Count the lines below that contain the word "Finance". Give only the number.

****************

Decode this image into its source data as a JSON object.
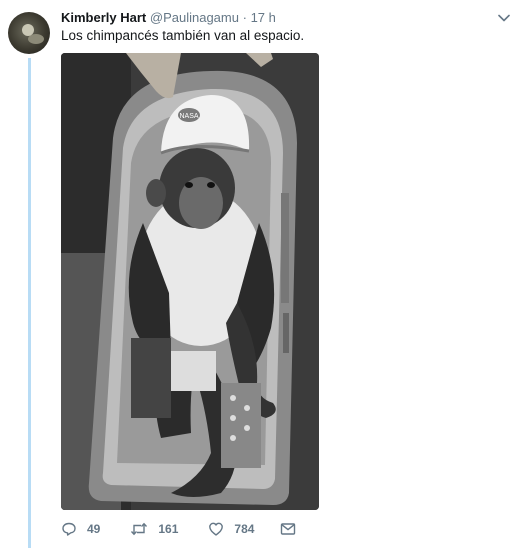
{
  "tweet": {
    "author_name": "Kimberly Hart",
    "handle": "@Paulinagamu",
    "separator": "·",
    "time": "17 h",
    "text": "Los chimpancés también van al espacio.",
    "helmet_text": "NASA"
  },
  "actions": {
    "replies": "49",
    "retweets": "161",
    "likes": "784"
  },
  "colors": {
    "thread_line": "#b8dcf5",
    "secondary_text": "#657786"
  },
  "icons": [
    "chevron-down-icon",
    "reply-icon",
    "retweet-icon",
    "like-icon",
    "message-icon"
  ]
}
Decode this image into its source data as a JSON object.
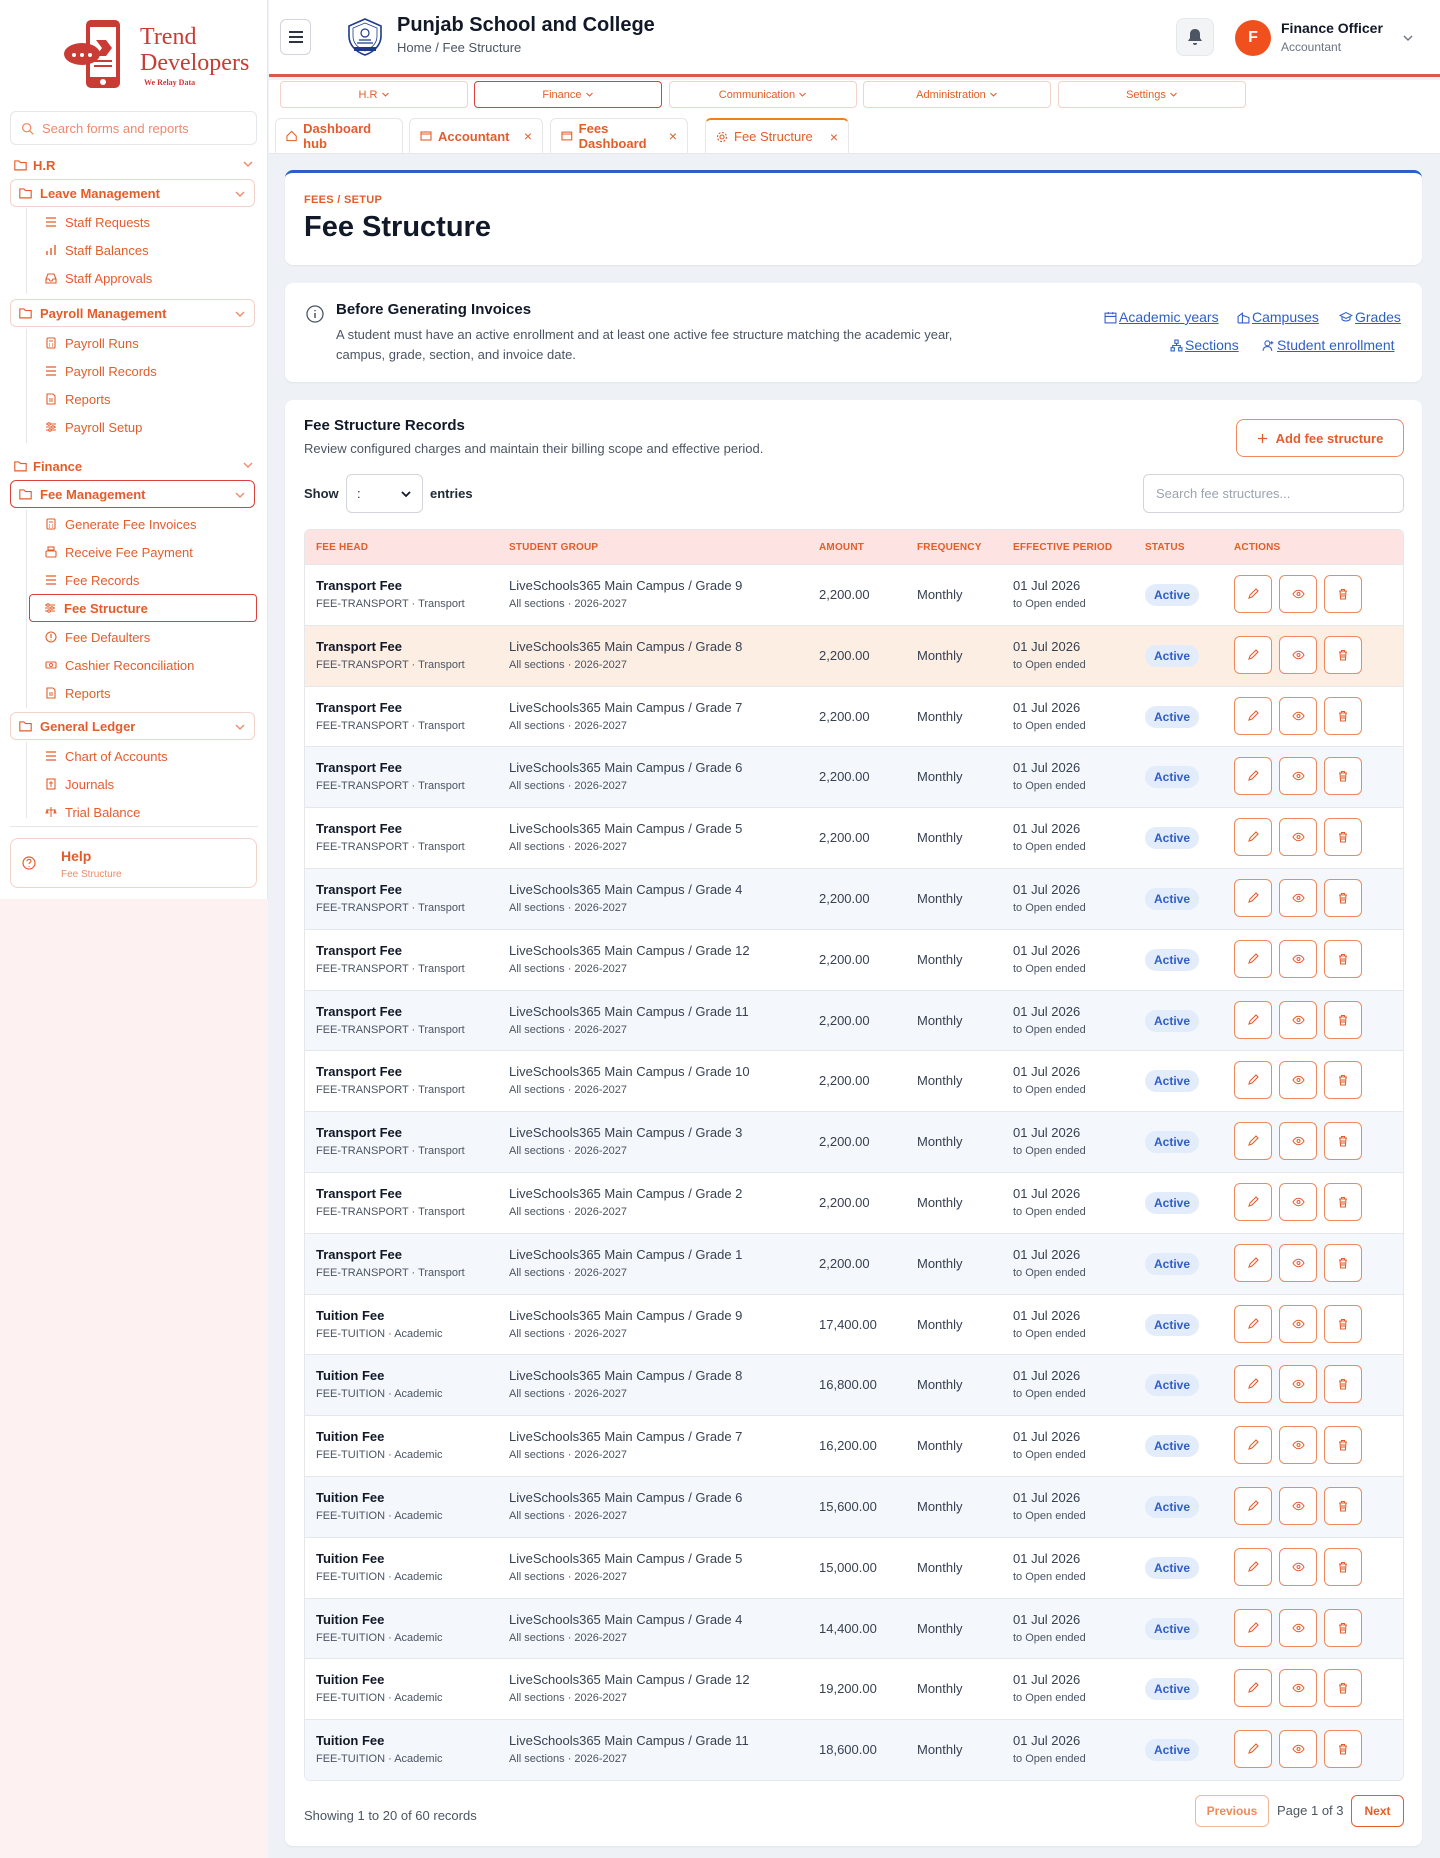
{
  "brand": {
    "line1": "Trend",
    "line2": "Developers",
    "tagline": "We Relay Data"
  },
  "sidebar": {
    "search_placeholder": "Search forms and reports",
    "sections": [
      {
        "label": "H.R"
      },
      {
        "label": "Finance"
      }
    ],
    "groups": {
      "leave": {
        "label": "Leave Management",
        "items": [
          "Staff Requests",
          "Staff Balances",
          "Staff Approvals"
        ]
      },
      "payroll": {
        "label": "Payroll Management",
        "items": [
          "Payroll Runs",
          "Payroll Records",
          "Reports",
          "Payroll Setup"
        ]
      },
      "fee": {
        "label": "Fee Management",
        "items": [
          "Generate Fee Invoices",
          "Receive Fee Payment",
          "Fee Records",
          "Fee Structure",
          "Fee Defaulters",
          "Cashier Reconciliation",
          "Reports"
        ]
      },
      "gl": {
        "label": "General Ledger",
        "items": [
          "Chart of Accounts",
          "Journals",
          "Trial Balance"
        ]
      }
    },
    "help": {
      "label": "Help",
      "sub": "Fee Structure"
    }
  },
  "header": {
    "school": "Punjab School and College",
    "breadcrumb": "Home / Fee Structure",
    "user": {
      "initial": "F",
      "name": "Finance Officer",
      "role": "Accountant"
    }
  },
  "topnav": [
    "H.R",
    "Finance",
    "Communication",
    "Administration",
    "Settings"
  ],
  "tabs": [
    {
      "label": "Dashboard hub",
      "closable": false
    },
    {
      "label": "Accountant",
      "closable": true
    },
    {
      "label": "Fees Dashboard",
      "closable": true
    },
    {
      "label": "Fee Structure",
      "closable": true
    }
  ],
  "page": {
    "eyebrow": "FEES / SETUP",
    "title": "Fee Structure"
  },
  "info": {
    "title": "Before Generating Invoices",
    "body": "A student must have an active enrollment and at least one active fee structure matching the academic year, campus, grade, section, and invoice date.",
    "links": [
      "Academic years",
      "Campuses",
      "Grades",
      "Sections",
      "Student enrollment"
    ]
  },
  "records": {
    "title": "Fee Structure Records",
    "subtitle": "Review configured charges and maintain their billing scope and effective period.",
    "add_label": "Add fee structure",
    "show_label": "Show",
    "show_value": ":",
    "entries_label": "entries",
    "search_placeholder": "Search fee structures...",
    "columns": [
      "FEE HEAD",
      "STUDENT GROUP",
      "AMOUNT",
      "FREQUENCY",
      "EFFECTIVE PERIOD",
      "STATUS",
      "ACTIONS"
    ],
    "rows": [
      {
        "head": "Transport Fee",
        "code": "FEE-TRANSPORT · Transport",
        "group": "LiveSchools365 Main Campus / Grade 9",
        "scope": "All sections · 2026-2027",
        "amount": "2,200.00",
        "freq": "Monthly",
        "start": "01 Jul 2026",
        "end": "to Open ended",
        "status": "Active"
      },
      {
        "head": "Transport Fee",
        "code": "FEE-TRANSPORT · Transport",
        "group": "LiveSchools365 Main Campus / Grade 8",
        "scope": "All sections · 2026-2027",
        "amount": "2,200.00",
        "freq": "Monthly",
        "start": "01 Jul 2026",
        "end": "to Open ended",
        "status": "Active"
      },
      {
        "head": "Transport Fee",
        "code": "FEE-TRANSPORT · Transport",
        "group": "LiveSchools365 Main Campus / Grade 7",
        "scope": "All sections · 2026-2027",
        "amount": "2,200.00",
        "freq": "Monthly",
        "start": "01 Jul 2026",
        "end": "to Open ended",
        "status": "Active"
      },
      {
        "head": "Transport Fee",
        "code": "FEE-TRANSPORT · Transport",
        "group": "LiveSchools365 Main Campus / Grade 6",
        "scope": "All sections · 2026-2027",
        "amount": "2,200.00",
        "freq": "Monthly",
        "start": "01 Jul 2026",
        "end": "to Open ended",
        "status": "Active"
      },
      {
        "head": "Transport Fee",
        "code": "FEE-TRANSPORT · Transport",
        "group": "LiveSchools365 Main Campus / Grade 5",
        "scope": "All sections · 2026-2027",
        "amount": "2,200.00",
        "freq": "Monthly",
        "start": "01 Jul 2026",
        "end": "to Open ended",
        "status": "Active"
      },
      {
        "head": "Transport Fee",
        "code": "FEE-TRANSPORT · Transport",
        "group": "LiveSchools365 Main Campus / Grade 4",
        "scope": "All sections · 2026-2027",
        "amount": "2,200.00",
        "freq": "Monthly",
        "start": "01 Jul 2026",
        "end": "to Open ended",
        "status": "Active"
      },
      {
        "head": "Transport Fee",
        "code": "FEE-TRANSPORT · Transport",
        "group": "LiveSchools365 Main Campus / Grade 12",
        "scope": "All sections · 2026-2027",
        "amount": "2,200.00",
        "freq": "Monthly",
        "start": "01 Jul 2026",
        "end": "to Open ended",
        "status": "Active"
      },
      {
        "head": "Transport Fee",
        "code": "FEE-TRANSPORT · Transport",
        "group": "LiveSchools365 Main Campus / Grade 11",
        "scope": "All sections · 2026-2027",
        "amount": "2,200.00",
        "freq": "Monthly",
        "start": "01 Jul 2026",
        "end": "to Open ended",
        "status": "Active"
      },
      {
        "head": "Transport Fee",
        "code": "FEE-TRANSPORT · Transport",
        "group": "LiveSchools365 Main Campus / Grade 10",
        "scope": "All sections · 2026-2027",
        "amount": "2,200.00",
        "freq": "Monthly",
        "start": "01 Jul 2026",
        "end": "to Open ended",
        "status": "Active"
      },
      {
        "head": "Transport Fee",
        "code": "FEE-TRANSPORT · Transport",
        "group": "LiveSchools365 Main Campus / Grade 3",
        "scope": "All sections · 2026-2027",
        "amount": "2,200.00",
        "freq": "Monthly",
        "start": "01 Jul 2026",
        "end": "to Open ended",
        "status": "Active"
      },
      {
        "head": "Transport Fee",
        "code": "FEE-TRANSPORT · Transport",
        "group": "LiveSchools365 Main Campus / Grade 2",
        "scope": "All sections · 2026-2027",
        "amount": "2,200.00",
        "freq": "Monthly",
        "start": "01 Jul 2026",
        "end": "to Open ended",
        "status": "Active"
      },
      {
        "head": "Transport Fee",
        "code": "FEE-TRANSPORT · Transport",
        "group": "LiveSchools365 Main Campus / Grade 1",
        "scope": "All sections · 2026-2027",
        "amount": "2,200.00",
        "freq": "Monthly",
        "start": "01 Jul 2026",
        "end": "to Open ended",
        "status": "Active"
      },
      {
        "head": "Tuition Fee",
        "code": "FEE-TUITION · Academic",
        "group": "LiveSchools365 Main Campus / Grade 9",
        "scope": "All sections · 2026-2027",
        "amount": "17,400.00",
        "freq": "Monthly",
        "start": "01 Jul 2026",
        "end": "to Open ended",
        "status": "Active"
      },
      {
        "head": "Tuition Fee",
        "code": "FEE-TUITION · Academic",
        "group": "LiveSchools365 Main Campus / Grade 8",
        "scope": "All sections · 2026-2027",
        "amount": "16,800.00",
        "freq": "Monthly",
        "start": "01 Jul 2026",
        "end": "to Open ended",
        "status": "Active"
      },
      {
        "head": "Tuition Fee",
        "code": "FEE-TUITION · Academic",
        "group": "LiveSchools365 Main Campus / Grade 7",
        "scope": "All sections · 2026-2027",
        "amount": "16,200.00",
        "freq": "Monthly",
        "start": "01 Jul 2026",
        "end": "to Open ended",
        "status": "Active"
      },
      {
        "head": "Tuition Fee",
        "code": "FEE-TUITION · Academic",
        "group": "LiveSchools365 Main Campus / Grade 6",
        "scope": "All sections · 2026-2027",
        "amount": "15,600.00",
        "freq": "Monthly",
        "start": "01 Jul 2026",
        "end": "to Open ended",
        "status": "Active"
      },
      {
        "head": "Tuition Fee",
        "code": "FEE-TUITION · Academic",
        "group": "LiveSchools365 Main Campus / Grade 5",
        "scope": "All sections · 2026-2027",
        "amount": "15,000.00",
        "freq": "Monthly",
        "start": "01 Jul 2026",
        "end": "to Open ended",
        "status": "Active"
      },
      {
        "head": "Tuition Fee",
        "code": "FEE-TUITION · Academic",
        "group": "LiveSchools365 Main Campus / Grade 4",
        "scope": "All sections · 2026-2027",
        "amount": "14,400.00",
        "freq": "Monthly",
        "start": "01 Jul 2026",
        "end": "to Open ended",
        "status": "Active"
      },
      {
        "head": "Tuition Fee",
        "code": "FEE-TUITION · Academic",
        "group": "LiveSchools365 Main Campus / Grade 12",
        "scope": "All sections · 2026-2027",
        "amount": "19,200.00",
        "freq": "Monthly",
        "start": "01 Jul 2026",
        "end": "to Open ended",
        "status": "Active"
      },
      {
        "head": "Tuition Fee",
        "code": "FEE-TUITION · Academic",
        "group": "LiveSchools365 Main Campus / Grade 11",
        "scope": "All sections · 2026-2027",
        "amount": "18,600.00",
        "freq": "Monthly",
        "start": "01 Jul 2026",
        "end": "to Open ended",
        "status": "Active"
      }
    ],
    "footer": {
      "count": "Showing 1 to 20 of 60 records",
      "prev": "Previous",
      "page": "Page 1 of 3",
      "next": "Next"
    }
  },
  "colors": {
    "accent": "#e35d2b",
    "brand_red": "#d9423b",
    "link_blue": "#2f5ec9",
    "badge_bg": "#e3ecfb"
  }
}
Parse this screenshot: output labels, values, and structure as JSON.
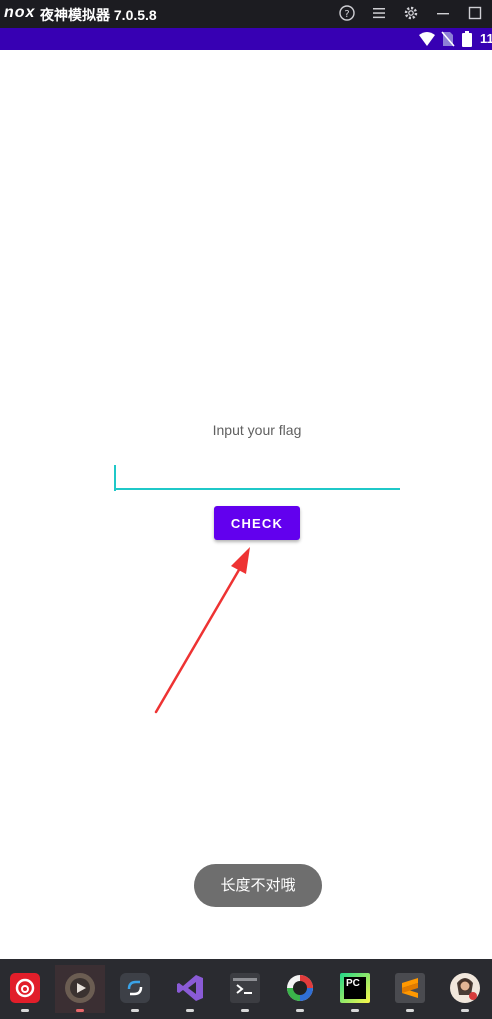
{
  "window": {
    "logo_text": "nox",
    "title": "夜神模拟器 7.0.5.8",
    "toolbar_icons": [
      "help-icon",
      "menu-icon",
      "gear-icon",
      "minimize-icon",
      "maximize-icon"
    ]
  },
  "status_bar": {
    "time": "11",
    "icons": [
      "wifi-icon",
      "no-sim-icon",
      "battery-icon"
    ],
    "color": "#3700b3"
  },
  "app": {
    "prompt_label": "Input your flag",
    "input_value": "",
    "check_label": "CHECK",
    "accent_color": "#6200ee",
    "input_line_color": "#1fc8c8"
  },
  "toast": {
    "message": "长度不对哦"
  },
  "taskbar": {
    "items": [
      {
        "icon": "netease-music-icon"
      },
      {
        "icon": "media-player-icon",
        "active": true
      },
      {
        "icon": "sync-app-icon"
      },
      {
        "icon": "visual-studio-icon"
      },
      {
        "icon": "terminal-icon"
      },
      {
        "icon": "jadx-icon"
      },
      {
        "icon": "pycharm-icon",
        "text": "PC"
      },
      {
        "icon": "sublime-text-icon"
      },
      {
        "icon": "avatar-app-icon"
      }
    ]
  }
}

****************

**SOLUTION FOR THIS TASK**
3